HS2 and the railway network : the case for a review
Tony May and Jonathan Tyler
High Speed 2 [HS2] has been promoted as a means of improving rail capacity and connectivity between London and the North of England, rebalancing the UK economy and increasing sustainability. It remains controversial, with concerns over its opportunity cost, its independence from the classic rail network, its environmental damage and its wider economic impacts. Assessed against its four objectives:
- HS2 does add to rail capacity, but there are much less costly and environmentally damaging ways of doing so;
- HS2 provides only limited improvements to connectivity, and will worsen London services for several cities, as well as many cross-country journeys;
- HS2’s wider economic benefits for the North are uncertain – investment in the North is a more certain way of providing them; and
- HS2 contributes nothing to the objective of reducing carbon emissions from transport.
A much fuller range of policy options should have been considered to meet these objectives. These include improvements to reduce the adverse impacts of HS2, alternative high-speed routes better integrated with the classic network, lower-speed but better-connected rail enhancements, investments within the North of England, and other lower-cost interventions.
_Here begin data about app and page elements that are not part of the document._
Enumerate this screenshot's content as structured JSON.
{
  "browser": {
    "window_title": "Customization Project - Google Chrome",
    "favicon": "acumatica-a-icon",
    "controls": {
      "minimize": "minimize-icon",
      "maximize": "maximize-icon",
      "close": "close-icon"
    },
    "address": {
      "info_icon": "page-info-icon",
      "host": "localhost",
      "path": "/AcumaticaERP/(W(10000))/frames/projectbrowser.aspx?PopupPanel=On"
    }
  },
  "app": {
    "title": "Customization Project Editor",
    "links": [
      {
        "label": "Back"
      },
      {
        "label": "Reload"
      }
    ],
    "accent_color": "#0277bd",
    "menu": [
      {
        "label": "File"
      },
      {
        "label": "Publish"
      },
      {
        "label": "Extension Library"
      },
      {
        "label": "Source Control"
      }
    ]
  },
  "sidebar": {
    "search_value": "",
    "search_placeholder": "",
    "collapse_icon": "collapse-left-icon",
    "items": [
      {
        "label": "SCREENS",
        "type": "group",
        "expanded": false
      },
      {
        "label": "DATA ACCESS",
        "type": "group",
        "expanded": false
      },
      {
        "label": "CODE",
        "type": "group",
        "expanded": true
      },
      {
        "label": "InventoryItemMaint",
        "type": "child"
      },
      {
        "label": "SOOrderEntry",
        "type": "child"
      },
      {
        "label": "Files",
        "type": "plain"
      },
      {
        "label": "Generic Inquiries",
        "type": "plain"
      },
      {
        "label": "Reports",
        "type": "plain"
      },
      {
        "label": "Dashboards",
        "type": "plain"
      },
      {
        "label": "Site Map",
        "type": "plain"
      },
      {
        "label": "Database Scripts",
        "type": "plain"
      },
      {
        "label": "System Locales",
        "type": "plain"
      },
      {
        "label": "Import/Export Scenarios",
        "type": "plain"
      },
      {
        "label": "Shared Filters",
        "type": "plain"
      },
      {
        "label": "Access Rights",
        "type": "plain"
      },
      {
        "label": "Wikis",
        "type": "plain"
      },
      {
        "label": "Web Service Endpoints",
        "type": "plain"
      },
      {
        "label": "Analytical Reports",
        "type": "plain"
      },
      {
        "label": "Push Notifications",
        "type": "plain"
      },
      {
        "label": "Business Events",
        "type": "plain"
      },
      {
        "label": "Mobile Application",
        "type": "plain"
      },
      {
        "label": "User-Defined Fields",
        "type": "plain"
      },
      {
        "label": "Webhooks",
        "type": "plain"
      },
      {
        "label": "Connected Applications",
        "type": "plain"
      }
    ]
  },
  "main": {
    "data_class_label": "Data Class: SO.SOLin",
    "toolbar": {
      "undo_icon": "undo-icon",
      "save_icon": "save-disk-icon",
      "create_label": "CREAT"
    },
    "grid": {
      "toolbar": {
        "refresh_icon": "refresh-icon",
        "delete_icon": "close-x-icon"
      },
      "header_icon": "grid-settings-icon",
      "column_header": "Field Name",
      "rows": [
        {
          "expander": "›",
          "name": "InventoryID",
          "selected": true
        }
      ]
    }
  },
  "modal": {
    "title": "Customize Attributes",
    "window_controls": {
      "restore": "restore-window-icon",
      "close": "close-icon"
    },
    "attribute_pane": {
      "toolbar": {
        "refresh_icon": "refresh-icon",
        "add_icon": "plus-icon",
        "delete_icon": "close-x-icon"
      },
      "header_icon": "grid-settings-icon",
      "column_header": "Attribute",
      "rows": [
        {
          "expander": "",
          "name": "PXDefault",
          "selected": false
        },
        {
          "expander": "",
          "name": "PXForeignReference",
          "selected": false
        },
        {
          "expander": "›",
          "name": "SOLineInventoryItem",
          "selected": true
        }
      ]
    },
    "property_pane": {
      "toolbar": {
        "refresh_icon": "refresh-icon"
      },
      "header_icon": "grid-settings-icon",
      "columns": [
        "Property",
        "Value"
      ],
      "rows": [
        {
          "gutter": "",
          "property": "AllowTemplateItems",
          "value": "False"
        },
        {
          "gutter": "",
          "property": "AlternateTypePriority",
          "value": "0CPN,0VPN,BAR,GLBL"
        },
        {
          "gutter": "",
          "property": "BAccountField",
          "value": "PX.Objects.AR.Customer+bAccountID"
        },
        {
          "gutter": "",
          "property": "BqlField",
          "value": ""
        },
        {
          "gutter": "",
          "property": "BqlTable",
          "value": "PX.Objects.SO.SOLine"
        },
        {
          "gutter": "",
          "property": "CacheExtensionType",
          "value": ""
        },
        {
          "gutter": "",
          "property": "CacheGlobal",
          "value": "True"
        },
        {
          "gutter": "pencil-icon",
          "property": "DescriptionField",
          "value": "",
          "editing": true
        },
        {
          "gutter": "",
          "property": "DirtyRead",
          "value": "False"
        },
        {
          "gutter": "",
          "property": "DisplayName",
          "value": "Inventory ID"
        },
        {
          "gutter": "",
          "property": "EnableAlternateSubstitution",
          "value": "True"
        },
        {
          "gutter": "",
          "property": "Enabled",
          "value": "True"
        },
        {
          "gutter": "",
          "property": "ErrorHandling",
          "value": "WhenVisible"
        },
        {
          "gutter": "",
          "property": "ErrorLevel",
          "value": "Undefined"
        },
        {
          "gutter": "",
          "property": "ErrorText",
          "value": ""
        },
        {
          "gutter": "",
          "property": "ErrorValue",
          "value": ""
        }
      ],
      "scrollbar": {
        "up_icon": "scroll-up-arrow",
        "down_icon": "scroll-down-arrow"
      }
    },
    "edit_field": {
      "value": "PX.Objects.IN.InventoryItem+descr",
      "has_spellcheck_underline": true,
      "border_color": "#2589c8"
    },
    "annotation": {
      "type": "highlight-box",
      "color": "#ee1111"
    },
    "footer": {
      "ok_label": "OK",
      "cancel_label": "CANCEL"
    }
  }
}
These policy options must now be reviewed objectively, transparently and dispassionately against a set of scenarios reflecting the inherent uncertainties in economic and technological developments. This will take time and will inevitably involve some delay to the implementation of HS2, should it be broadly endorsed by the review. The delay should be minimised as far as possible, but it should not be used as a reason for pressing ahead unquestioningly with a scheme that has attracted so much expert criticism.
This report summarises the conclusions of a workshop6 convened to discuss these issues. It was designed to involve experts with a wide range of views. The report is intended to reflect the majority view, but inevitably its conclusions are not equally endorsed by all participants.
Here is my completely different alternative - a scheme to restore pretty much all of the local rail network closed by Beeching in the 1960s and before, returning the railway system's extent to its pre-First World War extent but with ultra-light-weight, solar-powered trains and all for the price of HS2.
The unanswerable question at the heart of transport is the one asked by the farm labourer standing bemused one day in the mid-eighteenth century at the side of the Liverpool-Manchester turnpike, crowded with urgently-speeding coaches: “Who would ever have thought that there were so many people in the wrong place?”
From Lean Logic ~
David Fleming 1940-2010
From Lean Logic ~